(Stored entries)

* * * * * * * * *

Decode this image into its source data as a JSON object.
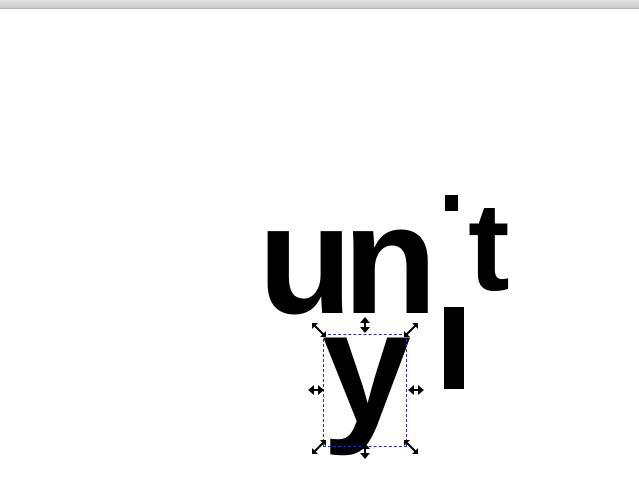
{
  "canvas": {
    "glyphs": {
      "word_un": "un",
      "letter_t": "t",
      "letter_y": "y"
    }
  },
  "selection": {
    "border_color": "#2b2bd0",
    "handle_icon": "scale-arrow-icon"
  }
}
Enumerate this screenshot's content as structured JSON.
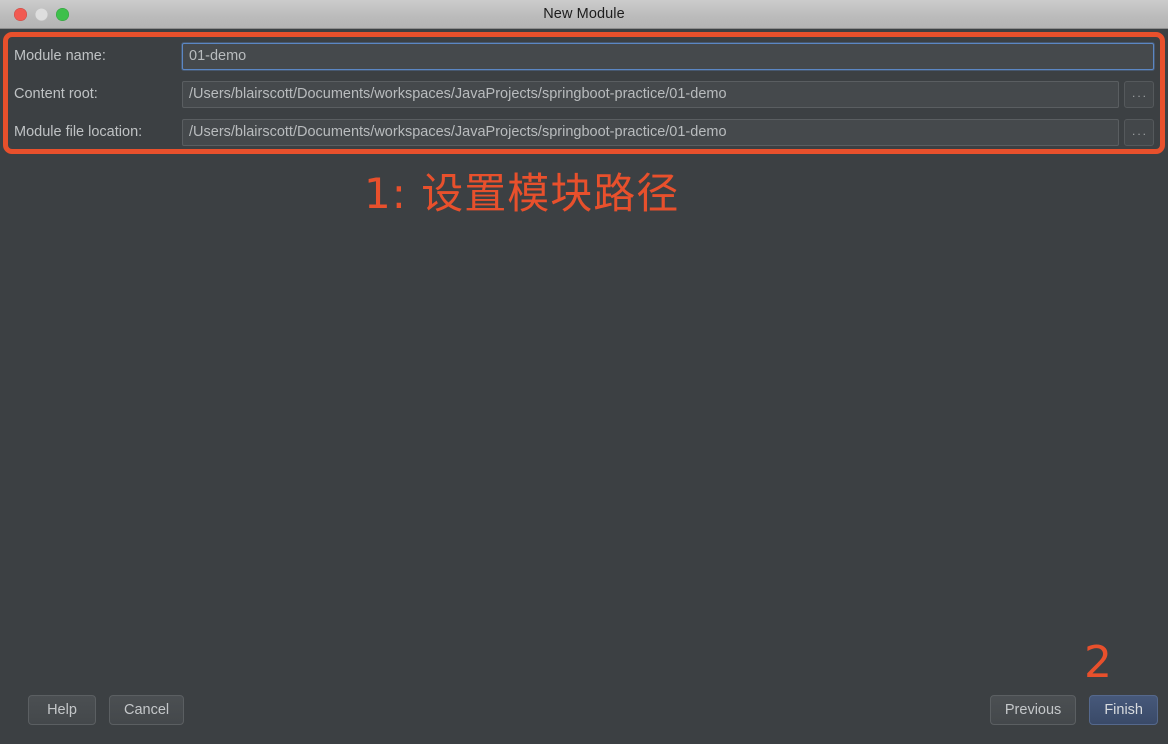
{
  "window": {
    "title": "New Module",
    "traffic_lights": [
      {
        "name": "close",
        "color": "#f15a52"
      },
      {
        "name": "minimize",
        "color": "#dedede"
      },
      {
        "name": "maximize",
        "color": "#3ec04b"
      }
    ]
  },
  "theme": {
    "background": "#3c4043",
    "titlebar": "#bcbcbc",
    "accent_orange": "#e8502c",
    "focus_blue": "#5b87c4",
    "default_button_blue": "#3f5274",
    "text": "#bfc2c4"
  },
  "form": {
    "rows": [
      {
        "label": "Module name:",
        "value": "01-demo",
        "placeholder": "Module name",
        "focused": true,
        "has_browse": false,
        "browse_label": ""
      },
      {
        "label": "Content root:",
        "value": "/Users/blairscott/Documents/workspaces/JavaProjects/springboot-practice/01-demo",
        "placeholder": "Content root",
        "focused": false,
        "has_browse": true,
        "browse_label": "..."
      },
      {
        "label": "Module file location:",
        "value": "/Users/blairscott/Documents/workspaces/JavaProjects/springboot-practice/01-demo",
        "placeholder": "Module file location",
        "focused": false,
        "has_browse": true,
        "browse_label": "..."
      }
    ]
  },
  "annotations": {
    "step1_caption": "1:  设置模块路径",
    "step2_number": "2"
  },
  "footer": {
    "help_label": "Help",
    "cancel_label": "Cancel",
    "previous_label": "Previous",
    "finish_label": "Finish"
  }
}
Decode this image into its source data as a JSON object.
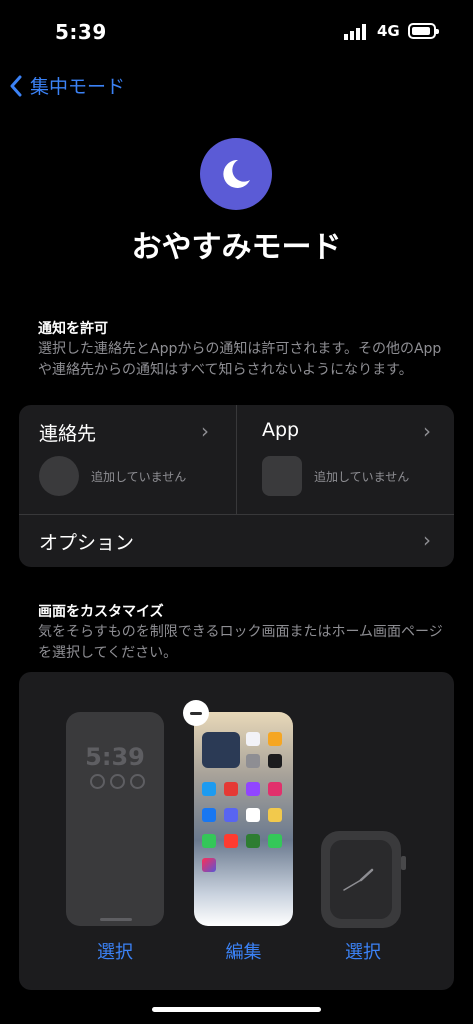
{
  "status": {
    "time": "5:39",
    "network": "4G"
  },
  "nav": {
    "back_label": "集中モード"
  },
  "mode": {
    "title": "おやすみモード",
    "icon": "moon-icon",
    "color": "#5b5bd6"
  },
  "notifications": {
    "heading": "通知を許可",
    "description": "選択した連絡先とAppからの通知は許可されます。その他のAppや連絡先からの通知はすべて知らされないようになります。",
    "contacts_label": "連絡先",
    "apps_label": "App",
    "contacts_empty": "追加していません",
    "apps_empty": "追加していません",
    "options_label": "オプション"
  },
  "customize": {
    "heading": "画面をカスタマイズ",
    "description": "気をそらすものを制限できるロック画面またはホーム画面ページを選択してください。",
    "lock_preview_time": "5:39",
    "lock_action": "選択",
    "home_action": "編集",
    "watch_action": "選択"
  },
  "colors": {
    "accent": "#3b82f6",
    "card": "#1c1c1e"
  }
}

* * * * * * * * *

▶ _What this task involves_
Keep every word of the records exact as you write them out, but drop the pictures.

▶ _Output of the exercise_
Decode this image into its source data as a JSON object.
{
  "canvas": {
    "glyphs": {
      "word_un": "un",
      "letter_t": "t",
      "letter_y": "y"
    }
  },
  "selection": {
    "border_color": "#2b2bd0",
    "handle_icon": "scale-arrow-icon"
  }
}
Enumerate this screenshot's content as structured JSON.
{
  "window": {
    "title": "New Module",
    "traffic_lights": [
      {
        "name": "close",
        "color": "#f15a52"
      },
      {
        "name": "minimize",
        "color": "#dedede"
      },
      {
        "name": "maximize",
        "color": "#3ec04b"
      }
    ]
  },
  "theme": {
    "background": "#3c4043",
    "titlebar": "#bcbcbc",
    "accent_orange": "#e8502c",
    "focus_blue": "#5b87c4",
    "default_button_blue": "#3f5274",
    "text": "#bfc2c4"
  },
  "form": {
    "rows": [
      {
        "label": "Module name:",
        "value": "01-demo",
        "placeholder": "Module name",
        "focused": true,
        "has_browse": false,
        "browse_label": ""
      },
      {
        "label": "Content root:",
        "value": "/Users/blairscott/Documents/workspaces/JavaProjects/springboot-practice/01-demo",
        "placeholder": "Content root",
        "focused": false,
        "has_browse": true,
        "browse_label": "..."
      },
      {
        "label": "Module file location:",
        "value": "/Users/blairscott/Documents/workspaces/JavaProjects/springboot-practice/01-demo",
        "placeholder": "Module file location",
        "focused": false,
        "has_browse": true,
        "browse_label": "..."
      }
    ]
  },
  "annotations": {
    "step1_caption": "1:  设置模块路径",
    "step2_number": "2"
  },
  "footer": {
    "help_label": "Help",
    "cancel_label": "Cancel",
    "previous_label": "Previous",
    "finish_label": "Finish"
  }
}
Decode this image into its source data as a JSON object.
{
  "status": {
    "time": "5:39",
    "network": "4G"
  },
  "nav": {
    "back_label": "集中モード"
  },
  "mode": {
    "title": "おやすみモード",
    "icon": "moon-icon",
    "color": "#5b5bd6"
  },
  "notifications": {
    "heading": "通知を許可",
    "description": "選択した連絡先とAppからの通知は許可されます。その他のAppや連絡先からの通知はすべて知らされないようになります。",
    "contacts_label": "連絡先",
    "apps_label": "App",
    "contacts_empty": "追加していません",
    "apps_empty": "追加していません",
    "options_label": "オプション"
  },
  "customize": {
    "heading": "画面をカスタマイズ",
    "description": "気をそらすものを制限できるロック画面またはホーム画面ページを選択してください。",
    "lock_preview_time": "5:39",
    "lock_action": "選択",
    "home_action": "編集",
    "watch_action": "選択"
  },
  "colors": {
    "accent": "#3b82f6",
    "card": "#1c1c1e"
  }
}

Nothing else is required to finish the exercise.